**Given data**:
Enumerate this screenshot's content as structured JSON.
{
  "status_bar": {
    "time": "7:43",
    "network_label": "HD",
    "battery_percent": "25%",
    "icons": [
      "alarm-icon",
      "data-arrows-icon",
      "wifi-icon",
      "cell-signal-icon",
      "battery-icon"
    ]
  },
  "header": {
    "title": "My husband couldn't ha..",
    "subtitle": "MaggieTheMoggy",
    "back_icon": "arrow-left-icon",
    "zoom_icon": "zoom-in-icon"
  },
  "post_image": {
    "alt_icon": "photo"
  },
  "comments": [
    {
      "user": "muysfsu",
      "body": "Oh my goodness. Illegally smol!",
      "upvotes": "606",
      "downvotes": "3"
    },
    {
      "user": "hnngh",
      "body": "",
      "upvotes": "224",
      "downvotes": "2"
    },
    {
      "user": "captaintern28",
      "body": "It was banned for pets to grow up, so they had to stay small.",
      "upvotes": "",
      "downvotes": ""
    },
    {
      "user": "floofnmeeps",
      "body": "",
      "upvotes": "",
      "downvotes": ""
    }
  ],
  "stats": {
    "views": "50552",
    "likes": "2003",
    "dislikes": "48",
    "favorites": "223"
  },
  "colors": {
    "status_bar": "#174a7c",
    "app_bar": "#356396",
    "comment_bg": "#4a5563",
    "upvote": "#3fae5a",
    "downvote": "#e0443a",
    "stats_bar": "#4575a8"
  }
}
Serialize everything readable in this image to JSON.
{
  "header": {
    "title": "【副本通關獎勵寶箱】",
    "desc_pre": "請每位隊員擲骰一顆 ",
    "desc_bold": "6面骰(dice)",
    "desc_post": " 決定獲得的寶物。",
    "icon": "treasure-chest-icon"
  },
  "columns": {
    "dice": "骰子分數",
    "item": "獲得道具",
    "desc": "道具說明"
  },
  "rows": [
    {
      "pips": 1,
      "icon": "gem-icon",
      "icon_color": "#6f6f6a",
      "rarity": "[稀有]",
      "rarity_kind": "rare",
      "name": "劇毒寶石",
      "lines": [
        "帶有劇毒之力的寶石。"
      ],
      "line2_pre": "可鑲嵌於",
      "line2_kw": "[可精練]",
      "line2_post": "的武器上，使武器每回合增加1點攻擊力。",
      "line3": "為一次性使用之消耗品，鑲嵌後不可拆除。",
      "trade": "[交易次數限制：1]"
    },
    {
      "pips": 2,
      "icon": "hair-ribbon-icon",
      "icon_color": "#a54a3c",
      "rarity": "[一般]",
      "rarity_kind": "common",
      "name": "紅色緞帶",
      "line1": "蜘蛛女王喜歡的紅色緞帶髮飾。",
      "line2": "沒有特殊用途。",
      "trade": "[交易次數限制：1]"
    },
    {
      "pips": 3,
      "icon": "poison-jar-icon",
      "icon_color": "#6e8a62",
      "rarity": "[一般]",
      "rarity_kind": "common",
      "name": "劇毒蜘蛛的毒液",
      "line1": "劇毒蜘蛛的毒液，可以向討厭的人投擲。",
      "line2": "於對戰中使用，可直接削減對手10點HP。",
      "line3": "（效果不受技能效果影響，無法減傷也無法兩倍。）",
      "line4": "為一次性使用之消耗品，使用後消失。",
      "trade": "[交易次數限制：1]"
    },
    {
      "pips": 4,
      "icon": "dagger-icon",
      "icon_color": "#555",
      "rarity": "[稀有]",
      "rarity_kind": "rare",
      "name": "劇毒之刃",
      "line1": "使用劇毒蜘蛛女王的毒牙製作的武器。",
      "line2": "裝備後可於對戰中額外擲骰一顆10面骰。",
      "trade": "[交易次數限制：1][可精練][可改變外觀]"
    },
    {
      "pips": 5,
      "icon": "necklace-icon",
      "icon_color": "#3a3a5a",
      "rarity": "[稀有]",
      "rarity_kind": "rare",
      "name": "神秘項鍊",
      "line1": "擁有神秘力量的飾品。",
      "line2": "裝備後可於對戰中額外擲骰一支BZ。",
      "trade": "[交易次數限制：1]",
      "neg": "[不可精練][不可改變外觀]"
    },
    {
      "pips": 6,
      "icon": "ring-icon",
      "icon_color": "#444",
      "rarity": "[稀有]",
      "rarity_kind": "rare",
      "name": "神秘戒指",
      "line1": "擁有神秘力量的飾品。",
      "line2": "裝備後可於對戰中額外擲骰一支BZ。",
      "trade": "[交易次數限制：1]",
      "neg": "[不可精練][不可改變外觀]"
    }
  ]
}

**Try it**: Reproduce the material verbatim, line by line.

**Answer to this task**:
Enumerate this screenshot's content as structured JSON.
{
  "status_bar": {
    "time": "7:43",
    "network_label": "HD",
    "battery_percent": "25%",
    "icons": [
      "alarm-icon",
      "data-arrows-icon",
      "wifi-icon",
      "cell-signal-icon",
      "battery-icon"
    ]
  },
  "header": {
    "title": "My husband couldn't ha..",
    "subtitle": "MaggieTheMoggy",
    "back_icon": "arrow-left-icon",
    "zoom_icon": "zoom-in-icon"
  },
  "post_image": {
    "alt_icon": "photo"
  },
  "comments": [
    {
      "user": "muysfsu",
      "body": "Oh my goodness. Illegally smol!",
      "upvotes": "606",
      "downvotes": "3"
    },
    {
      "user": "hnngh",
      "body": "",
      "upvotes": "224",
      "downvotes": "2"
    },
    {
      "user": "captaintern28",
      "body": "It was banned for pets to grow up, so they had to stay small.",
      "upvotes": "",
      "downvotes": ""
    },
    {
      "user": "floofnmeeps",
      "body": "",
      "upvotes": "",
      "downvotes": ""
    }
  ],
  "stats": {
    "views": "50552",
    "likes": "2003",
    "dislikes": "48",
    "favorites": "223"
  },
  "colors": {
    "status_bar": "#174a7c",
    "app_bar": "#356396",
    "comment_bg": "#4a5563",
    "upvote": "#3fae5a",
    "downvote": "#e0443a",
    "stats_bar": "#4575a8"
  }
}
Serialize everything readable in this image to JSON.
{
  "header": {
    "title": "【副本通關獎勵寶箱】",
    "desc_pre": "請每位隊員擲骰一顆 ",
    "desc_bold": "6面骰(dice)",
    "desc_post": " 決定獲得的寶物。",
    "icon": "treasure-chest-icon"
  },
  "columns": {
    "dice": "骰子分數",
    "item": "獲得道具",
    "desc": "道具說明"
  },
  "rows": [
    {
      "pips": 1,
      "icon": "gem-icon",
      "icon_color": "#6f6f6a",
      "rarity": "[稀有]",
      "rarity_kind": "rare",
      "name": "劇毒寶石",
      "lines": [
        "帶有劇毒之力的寶石。"
      ],
      "line2_pre": "可鑲嵌於",
      "line2_kw": "[可精練]",
      "line2_post": "的武器上，使武器每回合增加1點攻擊力。",
      "line3": "為一次性使用之消耗品，鑲嵌後不可拆除。",
      "trade": "[交易次數限制：1]"
    },
    {
      "pips": 2,
      "icon": "hair-ribbon-icon",
      "icon_color": "#a54a3c",
      "rarity": "[一般]",
      "rarity_kind": "common",
      "name": "紅色緞帶",
      "line1": "蜘蛛女王喜歡的紅色緞帶髮飾。",
      "line2": "沒有特殊用途。",
      "trade": "[交易次數限制：1]"
    },
    {
      "pips": 3,
      "icon": "poison-jar-icon",
      "icon_color": "#6e8a62",
      "rarity": "[一般]",
      "rarity_kind": "common",
      "name": "劇毒蜘蛛的毒液",
      "line1": "劇毒蜘蛛的毒液，可以向討厭的人投擲。",
      "line2": "於對戰中使用，可直接削減對手10點HP。",
      "line3": "（效果不受技能效果影響，無法減傷也無法兩倍。）",
      "line4": "為一次性使用之消耗品，使用後消失。",
      "trade": "[交易次數限制：1]"
    },
    {
      "pips": 4,
      "icon": "dagger-icon",
      "icon_color": "#555",
      "rarity": "[稀有]",
      "rarity_kind": "rare",
      "name": "劇毒之刃",
      "line1": "使用劇毒蜘蛛女王的毒牙製作的武器。",
      "line2": "裝備後可於對戰中額外擲骰一顆10面骰。",
      "trade": "[交易次數限制：1][可精練][可改變外觀]"
    },
    {
      "pips": 5,
      "icon": "necklace-icon",
      "icon_color": "#3a3a5a",
      "rarity": "[稀有]",
      "rarity_kind": "rare",
      "name": "神秘項鍊",
      "line1": "擁有神秘力量的飾品。",
      "line2": "裝備後可於對戰中額外擲骰一支BZ。",
      "trade": "[交易次數限制：1]",
      "neg": "[不可精練][不可改變外觀]"
    },
    {
      "pips": 6,
      "icon": "ring-icon",
      "icon_color": "#444",
      "rarity": "[稀有]",
      "rarity_kind": "rare",
      "name": "神秘戒指",
      "line1": "擁有神秘力量的飾品。",
      "line2": "裝備後可於對戰中額外擲骰一支BZ。",
      "trade": "[交易次數限制：1]",
      "neg": "[不可精練][不可改變外觀]"
    }
  ]
}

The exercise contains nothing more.